Kepler's haul = 3588 in sampled region of space
In Goldielocks zones = 1966
of these 51 are earthlike (mass) and extrapolating for undetectable (by telescope) 22500 earths in that region of space
==> galaxy wide 15-20 billion earths.
Of cause we now know that large moons orbiting large gas giants can also be likely homes for life even if they are well outside the Goldielocks zone of the parent star.
Anyone's guess how many have evolved life and likely not many will have "smart" inhabitants , even fewer will have inhabitants at least as well developed technologically as us or have been colonised by nonindigenous spacefaring beings .
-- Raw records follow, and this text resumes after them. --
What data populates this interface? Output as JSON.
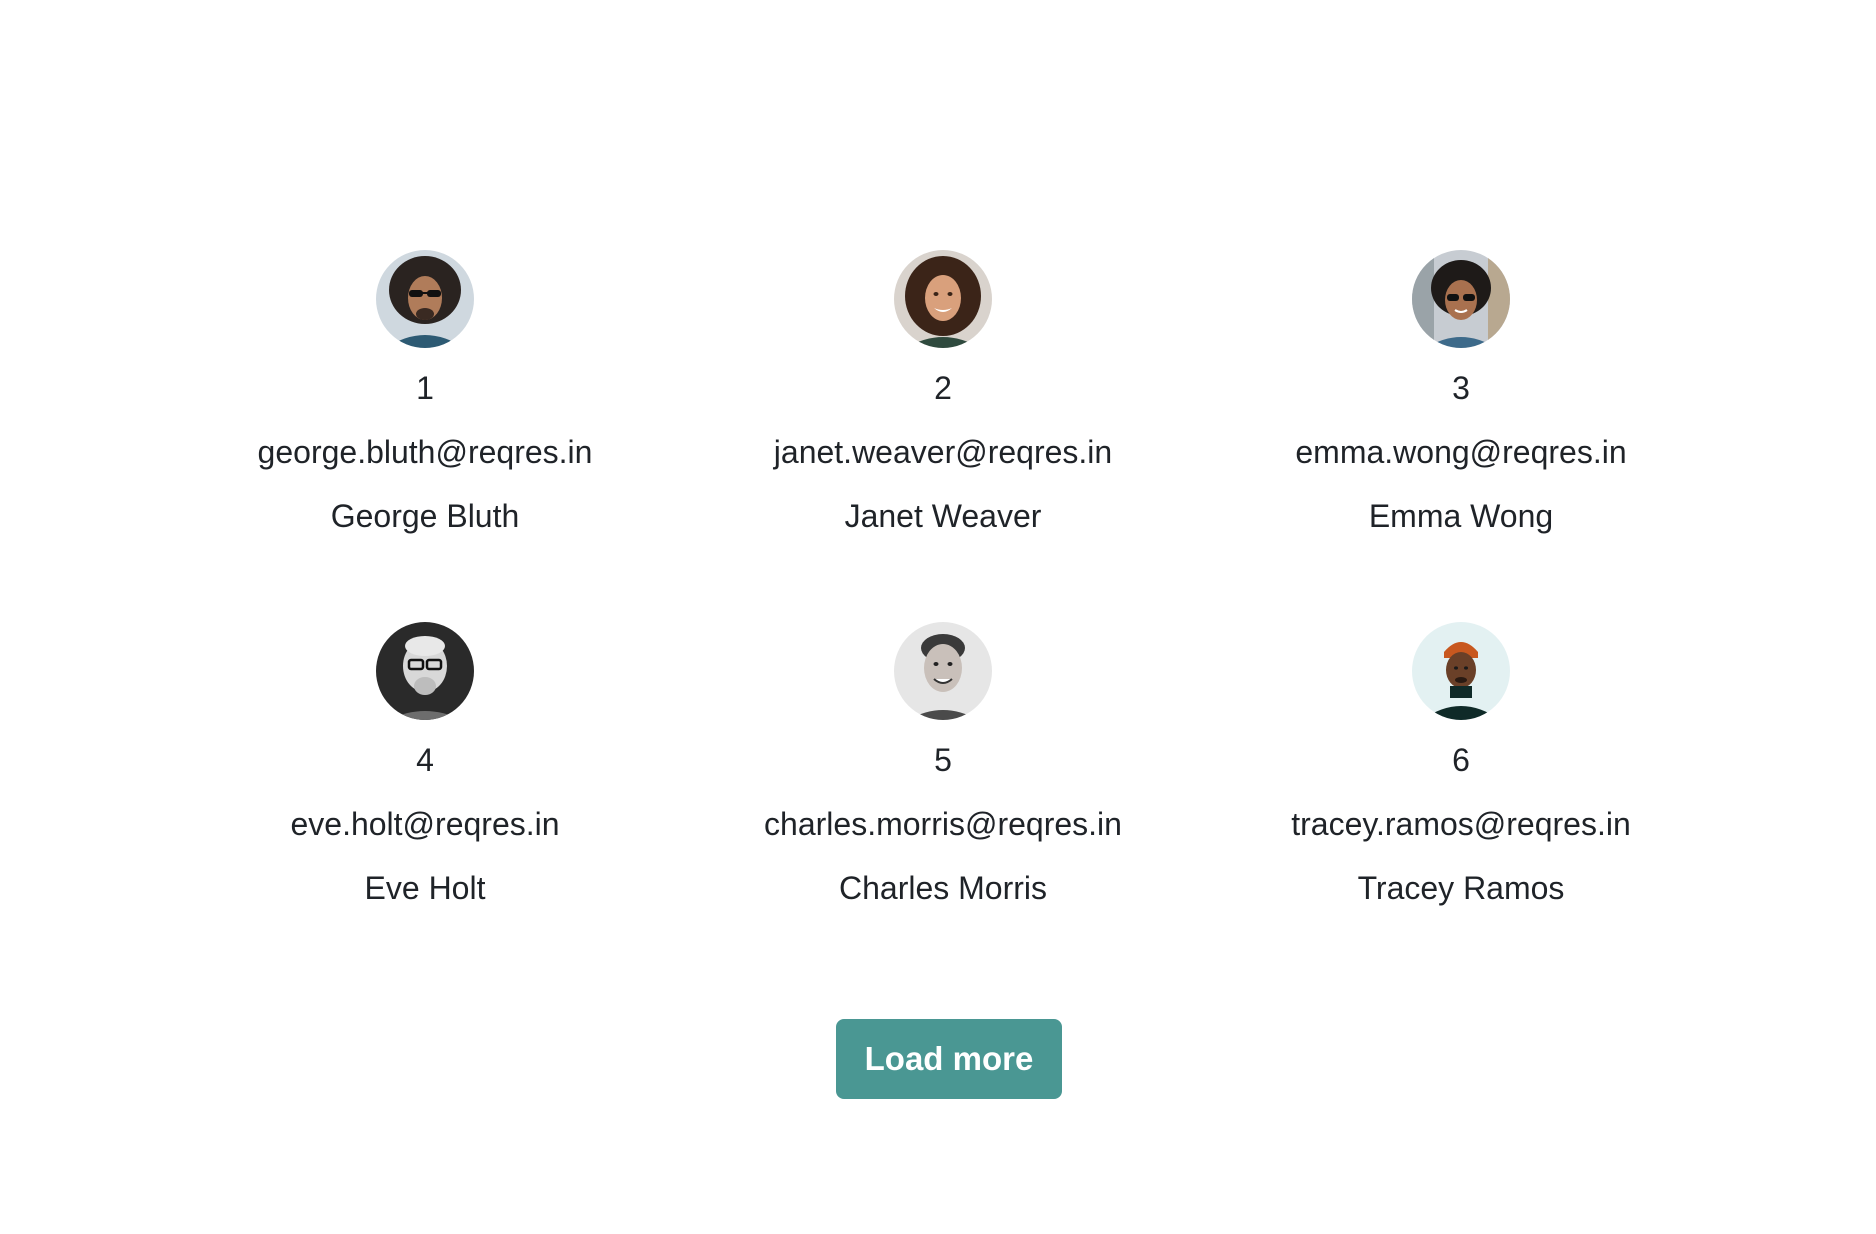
{
  "users": [
    {
      "id": "1",
      "email": "george.bluth@reqres.in",
      "name": "George Bluth",
      "avatar_icon": "george-avatar-icon"
    },
    {
      "id": "2",
      "email": "janet.weaver@reqres.in",
      "name": "Janet Weaver",
      "avatar_icon": "janet-avatar-icon"
    },
    {
      "id": "3",
      "email": "emma.wong@reqres.in",
      "name": "Emma Wong",
      "avatar_icon": "emma-avatar-icon"
    },
    {
      "id": "4",
      "email": "eve.holt@reqres.in",
      "name": "Eve Holt",
      "avatar_icon": "eve-avatar-icon"
    },
    {
      "id": "5",
      "email": "charles.morris@reqres.in",
      "name": "Charles Morris",
      "avatar_icon": "charles-avatar-icon"
    },
    {
      "id": "6",
      "email": "tracey.ramos@reqres.in",
      "name": "Tracey Ramos",
      "avatar_icon": "tracey-avatar-icon"
    }
  ],
  "load_more_label": "Load more",
  "colors": {
    "button": "#4a9793",
    "text": "#1f2328",
    "background": "#ffffff"
  }
}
And the Goldilocks Zone is such only if you assume carbon based life forms somewhat like us and our close (biochemistry) cousins, the amoeba and the yucca plant. Non-carbon-based life is not just possible, but probable. Most of these theories and models fail to account for that when projecting the probability of life elsewhere in the Universe.
But our current understanding of physics helps explain why it is, in a Universe that is suspected to be teaming with planets suitable for carbon based life, we aren't pen pals with any of our suspected neighbors. The fastest mode of communication we have at our disposal is light, which tops out at the speed of light. The fastest mode of physical transport, with or without a human aboard, tops out at about 38,000 mph (current velocity of the Voyager probes).
Even if we could project a coherent light beam capable of being targeted on the nearest non-Goldilocks exoplanet orbiting Alpha Centauri (dubbed Alpha Centauri Bb), it would take the beam 4.23 years from emission to arrive at the target. Traveling to Alpha Centauri (robotically or otherwise) at 38,000mph would take approximately 78 thousand years, for reference. What intelligent technological life was on Earth 78 thousand years ago? Over the next 78 thousand year span, what is the likelihood of mass extinction events eliminating most life forms on Earth? The nearest Goldilocks planet orbits Tau Certi which is more than 11 light years away. You do the math.
The distances involved are so vast, that without some form of FTL travel and/or communication, the chances of one intelligent, technologically capable civilization coexisting simultaneously with us and being in close enough proximity to us to be able to technologically communicate with us, are exceedingly remote. Your odds of being struck dead my a meteor whilst being attacked by a Great White shark on the very day you won a half billion Dollar jackpot in the Powerball Lottery are hundreds of millions of times better.
Evolution is slow. How long did it take for Homo Habilis to evolve into new species leading to Homo Sapiens? For Homo Sapiens, how long has it taken us to evolve from early examples of the species to current stature (greater average height, weight, physical and intellectual capabilities, etc.)? What are the odds of any two proximate (in a galactic location sense) intelligent technological civilizations each achieving a level of evolution and technology allowing mutual communication over these vast distances at the same point in time? Astronomical. But eventually evolution will give us the cranial capacity necessary for our entire species to abandon ignorance and primitive superstitions. As a species we've already made great strides along this path, but the path is long and we have many miles to go before we rest.
Pending credible technological advancements or physics discoveries for overcoming the great governor, the speed of light, I will acknowledge that while it is almost 100% certain that other intelligent technological life exists in the Universe right now, it is also almost 100% certain that no person living today will ever know it. We are, for all practical inter-planetary civilization communication, combat or commerce intents and purposes, currently alone.
Given such, let's not **** up the Big Blue Marble too badly, eh?
Edited by jrbarnett, 20 February 2015 - 03:29 PM.